Ballots were cast by 34.68 percent of 18-year-olds and 28.05 percent of 19-year-olds. Turnout was higher for women than men in both age groups.
While some young people say it’s important to vote, others said they had no interest in politics and that the issues highlighted during the campaign were not pertinent to their lives.
“I voted based on which candidates and parties had the best policies to boost employment for young people,” said an 18-year-old male high school student from Tokyo. The student read the campaign pledges and policies of each party in newspapers and online to decide which party or candidate to vote for. “Democracy is something every one of us strives together to realize,” he said. “I’m willing to continue voting in the future.”
Meanwhile, an 18-year-old female high school student who participated in early voting in the city of Gifu commented that she found politicians’ statements and choice of words difficult. “This time I went to vote because my parents told me to, but since I never really developed a real interest in it, I wouldn’t go again,” she said.
Sunday’s election was the third national election to be held since the voting age was lowered to 18 years old under the Public Offices Election Act, which was revised in June 2016. The voting rate seen for youths has been dropping since that time.
However, a survey conducted by the internal affairs ministry after the July 2016 Upper House election targeting those aged from 18 to 20 years old showed that among those who voted, the percentage who had as children accompanied their parents when they voted was 20 points higher than that of those who had not.
Taking that trend into account, some municipalities have implemented measures that encourage parents to take their children with them when they go to vote.
Starting from the mayoral election last year, Gifu’s election commission now provides an illustrated certificate for children who visit polling stations.
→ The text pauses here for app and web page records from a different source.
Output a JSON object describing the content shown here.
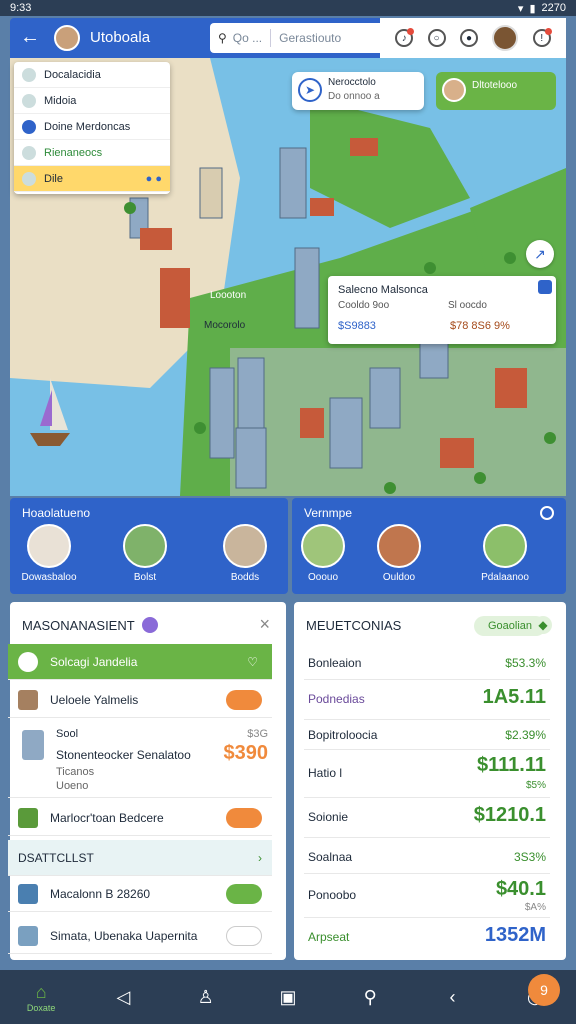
{
  "status_bar": {
    "time": "9:33",
    "right_text": "2270"
  },
  "header": {
    "title": "Utoboala",
    "search_placeholder": "Qo ...",
    "search_value": "Gerastiouto"
  },
  "map": {
    "layers": [
      {
        "label": "Docalacidia"
      },
      {
        "label": "Midoia"
      },
      {
        "label": "Doine Merdoncas"
      },
      {
        "label": "Rienaneocs"
      },
      {
        "label": "Dile"
      }
    ],
    "location_card": {
      "title": "Nerocctolo",
      "subtitle": "Do onnoo a"
    },
    "agent_card": {
      "text": "Dltotelooo"
    },
    "popup": {
      "title": "Salecno Malsonca",
      "subtitle_left": "Cooldo 9oo",
      "subtitle_right": "Sl oocdo",
      "value_left": "$S9883",
      "value_right": "$78 8S6 9%"
    },
    "labels": [
      "Loooton",
      "Mocorolo"
    ]
  },
  "neighborhoods": {
    "left_title": "Hoaolatueno",
    "left_items": [
      {
        "label": "Dowasbaloo"
      },
      {
        "label": "Bolst"
      },
      {
        "label": "Bodds"
      }
    ],
    "right_title": "Vernmpe",
    "right_items": [
      {
        "label": "Ooouo"
      },
      {
        "label": "Ouldoo"
      },
      {
        "label": "Pdalaanoo"
      }
    ]
  },
  "listings": {
    "title": "MASONANASIENT",
    "rows": [
      {
        "label": "Solcagi Jandelia"
      },
      {
        "label": "Ueloele Yalmelis"
      },
      {
        "label": "Stonenteocker Senalatoo",
        "price": "$390",
        "meta_top": "Sool",
        "meta_right": "$3G",
        "meta_a": "Ticanos",
        "meta_b": "Uoeno"
      },
      {
        "label": "Marlocr'toan Bedcere"
      }
    ],
    "section": "DSATTCLLST",
    "bottom_rows": [
      {
        "label": "Macalonn B 28260"
      },
      {
        "label": "Simata, Ubenaka Uapernita"
      }
    ]
  },
  "metrics": {
    "title": "MEUETCONIAS",
    "chip": "Goaolian",
    "rows": [
      {
        "label": "Bonleaion",
        "value": "$53.3%"
      },
      {
        "label": "Podnedias",
        "value": "1A5.11"
      },
      {
        "label": "Bopitroloocia",
        "value": "$2.39%"
      },
      {
        "label": "Hatio l",
        "value": "$111.11",
        "sub": "$5%"
      },
      {
        "label": "Soionie",
        "value": "$1210.1"
      },
      {
        "label": "Soalnaa",
        "value": "3S3%"
      },
      {
        "label": "Ponoobo",
        "value": "$40.1",
        "sub": "$A%"
      },
      {
        "label": "Arpseat",
        "value": "1352M"
      }
    ]
  },
  "bottom_nav": {
    "home_label": "Doxate",
    "fab": "9"
  },
  "colors": {
    "primary": "#2f63c9",
    "accent_green": "#6ab446",
    "accent_orange": "#f08a3c"
  }
}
The council used to give certificates only to the people who voted.
“To encourage future political participation, it is important to offer children opportunities to become familiar with elections and politics,” said an official of the Gifu city government.